─── DATA SHOWN

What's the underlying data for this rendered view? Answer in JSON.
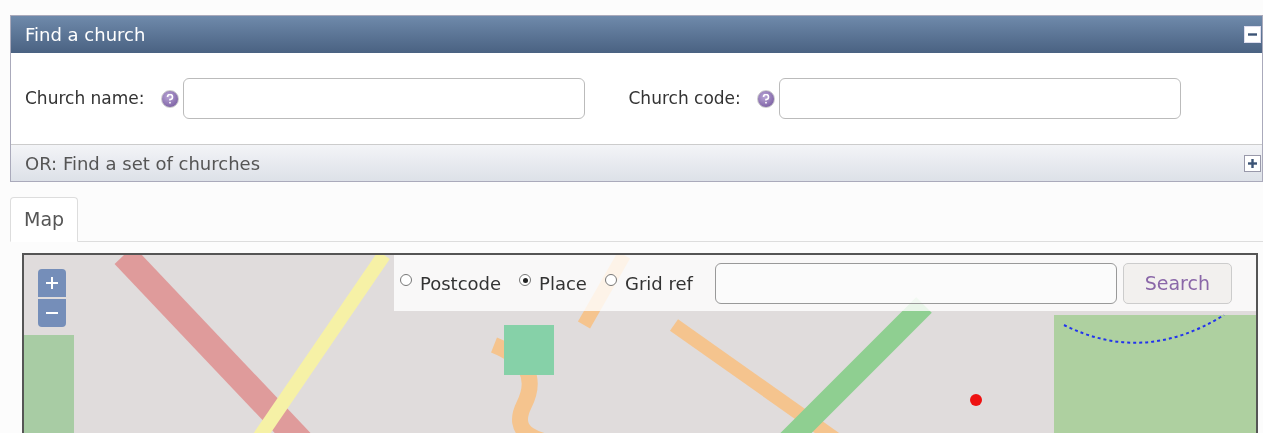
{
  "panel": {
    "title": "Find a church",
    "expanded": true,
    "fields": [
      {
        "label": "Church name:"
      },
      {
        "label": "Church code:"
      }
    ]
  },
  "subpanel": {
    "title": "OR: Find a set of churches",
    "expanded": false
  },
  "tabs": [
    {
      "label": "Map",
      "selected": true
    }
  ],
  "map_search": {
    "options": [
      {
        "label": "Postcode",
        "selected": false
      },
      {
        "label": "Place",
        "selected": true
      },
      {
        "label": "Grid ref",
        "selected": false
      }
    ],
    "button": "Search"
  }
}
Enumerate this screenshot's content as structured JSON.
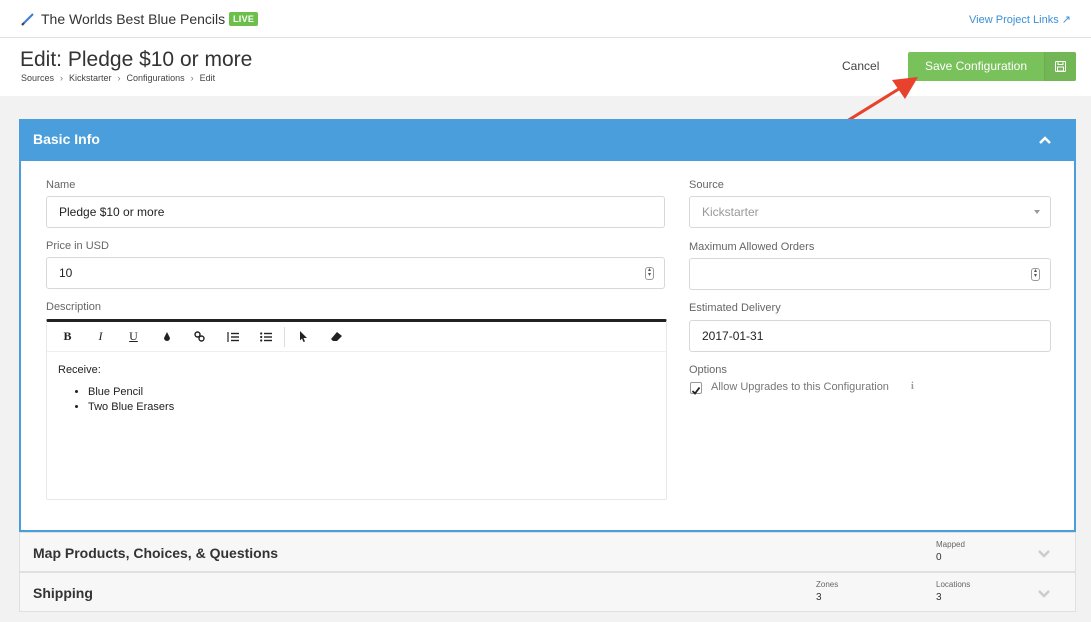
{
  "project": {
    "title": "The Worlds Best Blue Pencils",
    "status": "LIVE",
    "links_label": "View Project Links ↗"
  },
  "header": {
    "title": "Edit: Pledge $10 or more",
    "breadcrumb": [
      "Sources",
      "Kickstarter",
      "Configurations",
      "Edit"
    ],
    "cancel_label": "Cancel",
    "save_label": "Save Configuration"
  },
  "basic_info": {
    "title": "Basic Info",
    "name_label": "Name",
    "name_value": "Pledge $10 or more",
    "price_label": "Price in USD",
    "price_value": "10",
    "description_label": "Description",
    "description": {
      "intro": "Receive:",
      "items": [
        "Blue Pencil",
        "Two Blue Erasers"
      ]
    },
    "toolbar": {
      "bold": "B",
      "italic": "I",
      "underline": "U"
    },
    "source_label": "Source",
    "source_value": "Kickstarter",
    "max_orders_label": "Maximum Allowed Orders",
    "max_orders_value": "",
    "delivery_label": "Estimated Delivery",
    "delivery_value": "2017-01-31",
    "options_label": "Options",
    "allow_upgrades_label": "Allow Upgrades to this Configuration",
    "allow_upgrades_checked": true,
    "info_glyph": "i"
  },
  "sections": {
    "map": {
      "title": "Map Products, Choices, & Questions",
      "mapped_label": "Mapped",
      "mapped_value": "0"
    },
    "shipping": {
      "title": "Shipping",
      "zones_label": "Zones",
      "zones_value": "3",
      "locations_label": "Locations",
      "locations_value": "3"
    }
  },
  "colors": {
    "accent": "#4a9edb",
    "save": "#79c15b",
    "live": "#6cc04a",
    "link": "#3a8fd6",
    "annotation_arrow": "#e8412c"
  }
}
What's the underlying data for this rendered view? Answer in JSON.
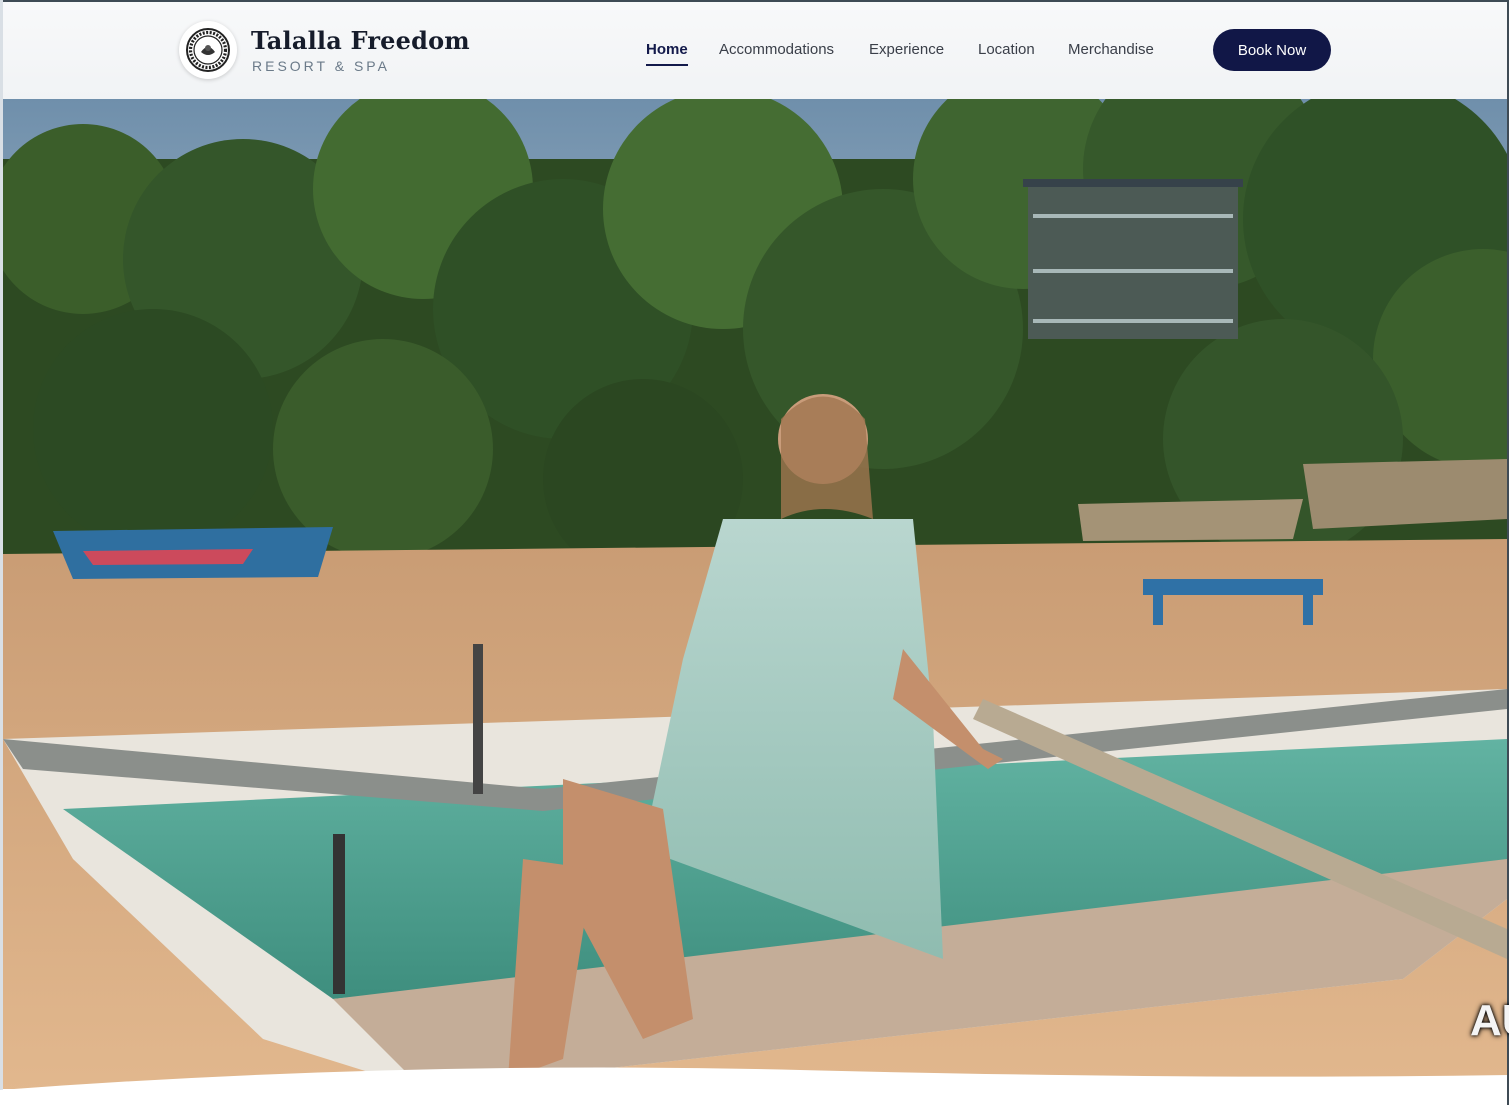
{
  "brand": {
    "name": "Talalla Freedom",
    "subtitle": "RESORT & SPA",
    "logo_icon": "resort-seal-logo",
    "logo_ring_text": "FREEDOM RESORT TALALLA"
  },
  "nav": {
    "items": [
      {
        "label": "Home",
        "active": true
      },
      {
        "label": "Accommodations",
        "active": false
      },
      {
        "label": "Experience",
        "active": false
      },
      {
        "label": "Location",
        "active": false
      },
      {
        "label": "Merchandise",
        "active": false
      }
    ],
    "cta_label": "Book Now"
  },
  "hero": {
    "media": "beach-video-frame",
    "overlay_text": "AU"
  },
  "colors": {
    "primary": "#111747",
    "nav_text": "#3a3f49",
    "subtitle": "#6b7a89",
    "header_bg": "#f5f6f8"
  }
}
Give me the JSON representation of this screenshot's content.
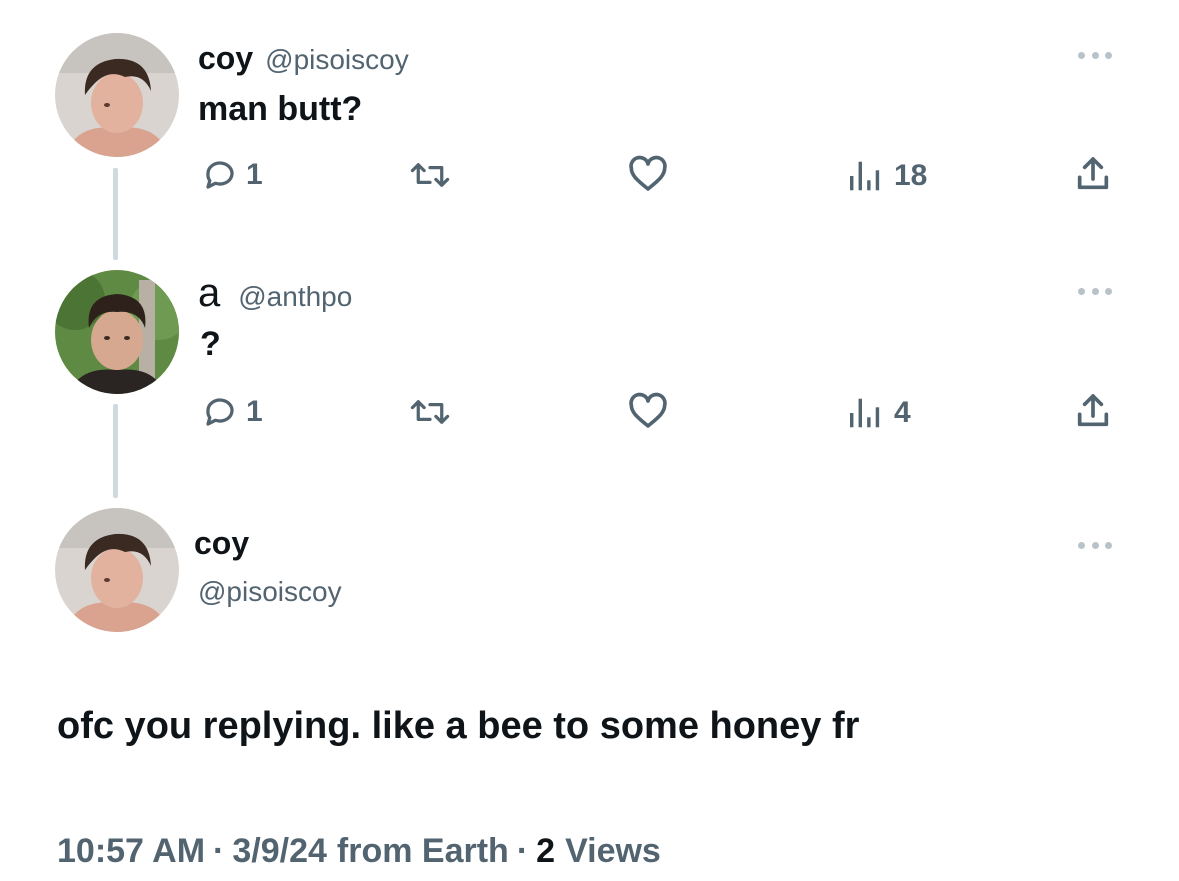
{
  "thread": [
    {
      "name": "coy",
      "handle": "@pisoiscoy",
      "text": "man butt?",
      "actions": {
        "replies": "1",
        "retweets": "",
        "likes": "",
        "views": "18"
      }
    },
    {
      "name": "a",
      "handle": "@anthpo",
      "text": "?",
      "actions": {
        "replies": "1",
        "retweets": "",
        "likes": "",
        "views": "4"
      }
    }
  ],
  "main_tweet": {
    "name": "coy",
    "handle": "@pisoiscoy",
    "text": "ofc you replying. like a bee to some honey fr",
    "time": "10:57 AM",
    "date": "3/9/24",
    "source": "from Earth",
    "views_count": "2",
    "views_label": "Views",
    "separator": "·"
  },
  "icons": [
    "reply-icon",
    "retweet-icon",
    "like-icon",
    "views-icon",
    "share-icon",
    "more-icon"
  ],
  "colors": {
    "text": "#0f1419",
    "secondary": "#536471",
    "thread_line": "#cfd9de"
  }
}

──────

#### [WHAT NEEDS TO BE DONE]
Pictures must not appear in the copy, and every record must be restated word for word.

#### [YOUR SOLUTION]
What's the underlying data for this rendered view? Answer in JSON.
{
  "panel": {
    "title": "Find a church",
    "expanded": true,
    "fields": [
      {
        "label": "Church name:"
      },
      {
        "label": "Church code:"
      }
    ]
  },
  "subpanel": {
    "title": "OR: Find a set of churches",
    "expanded": false
  },
  "tabs": [
    {
      "label": "Map",
      "selected": true
    }
  ],
  "map_search": {
    "options": [
      {
        "label": "Postcode",
        "selected": false
      },
      {
        "label": "Place",
        "selected": true
      },
      {
        "label": "Grid ref",
        "selected": false
      }
    ],
    "button": "Search"
  }
}
Enumerate this screenshot's content as structured JSON.
{
  "project": {
    "title": "The Worlds Best Blue Pencils",
    "status": "LIVE",
    "links_label": "View Project Links ↗"
  },
  "header": {
    "title": "Edit: Pledge $10 or more",
    "breadcrumb": [
      "Sources",
      "Kickstarter",
      "Configurations",
      "Edit"
    ],
    "cancel_label": "Cancel",
    "save_label": "Save Configuration"
  },
  "basic_info": {
    "title": "Basic Info",
    "name_label": "Name",
    "name_value": "Pledge $10 or more",
    "price_label": "Price in USD",
    "price_value": "10",
    "description_label": "Description",
    "description": {
      "intro": "Receive:",
      "items": [
        "Blue Pencil",
        "Two Blue Erasers"
      ]
    },
    "toolbar": {
      "bold": "B",
      "italic": "I",
      "underline": "U"
    },
    "source_label": "Source",
    "source_value": "Kickstarter",
    "max_orders_label": "Maximum Allowed Orders",
    "max_orders_value": "",
    "delivery_label": "Estimated Delivery",
    "delivery_value": "2017-01-31",
    "options_label": "Options",
    "allow_upgrades_label": "Allow Upgrades to this Configuration",
    "allow_upgrades_checked": true,
    "info_glyph": "i"
  },
  "sections": {
    "map": {
      "title": "Map Products, Choices, & Questions",
      "mapped_label": "Mapped",
      "mapped_value": "0"
    },
    "shipping": {
      "title": "Shipping",
      "zones_label": "Zones",
      "zones_value": "3",
      "locations_label": "Locations",
      "locations_value": "3"
    }
  },
  "colors": {
    "accent": "#4a9edb",
    "save": "#79c15b",
    "live": "#6cc04a",
    "link": "#3a8fd6",
    "annotation_arrow": "#e8412c"
  }
}
What's the underlying data for this rendered view? Answer in JSON.
{
  "brand": {
    "name": "Talalla Freedom",
    "subtitle": "RESORT & SPA",
    "logo_icon": "resort-seal-logo",
    "logo_ring_text": "FREEDOM RESORT TALALLA"
  },
  "nav": {
    "items": [
      {
        "label": "Home",
        "active": true
      },
      {
        "label": "Accommodations",
        "active": false
      },
      {
        "label": "Experience",
        "active": false
      },
      {
        "label": "Location",
        "active": false
      },
      {
        "label": "Merchandise",
        "active": false
      }
    ],
    "cta_label": "Book Now"
  },
  "hero": {
    "media": "beach-video-frame",
    "overlay_text": "AU"
  },
  "colors": {
    "primary": "#111747",
    "nav_text": "#3a3f49",
    "subtitle": "#6b7a89",
    "header_bg": "#f5f6f8"
  }
}
Give me the JSON representation of this screenshot's content.
{
  "thread": [
    {
      "name": "coy",
      "handle": "@pisoiscoy",
      "text": "man butt?",
      "actions": {
        "replies": "1",
        "retweets": "",
        "likes": "",
        "views": "18"
      }
    },
    {
      "name": "a",
      "handle": "@anthpo",
      "text": "?",
      "actions": {
        "replies": "1",
        "retweets": "",
        "likes": "",
        "views": "4"
      }
    }
  ],
  "main_tweet": {
    "name": "coy",
    "handle": "@pisoiscoy",
    "text": "ofc you replying. like a bee to some honey fr",
    "time": "10:57 AM",
    "date": "3/9/24",
    "source": "from Earth",
    "views_count": "2",
    "views_label": "Views",
    "separator": "·"
  },
  "icons": [
    "reply-icon",
    "retweet-icon",
    "like-icon",
    "views-icon",
    "share-icon",
    "more-icon"
  ],
  "colors": {
    "text": "#0f1419",
    "secondary": "#536471",
    "thread_line": "#cfd9de"
  }
}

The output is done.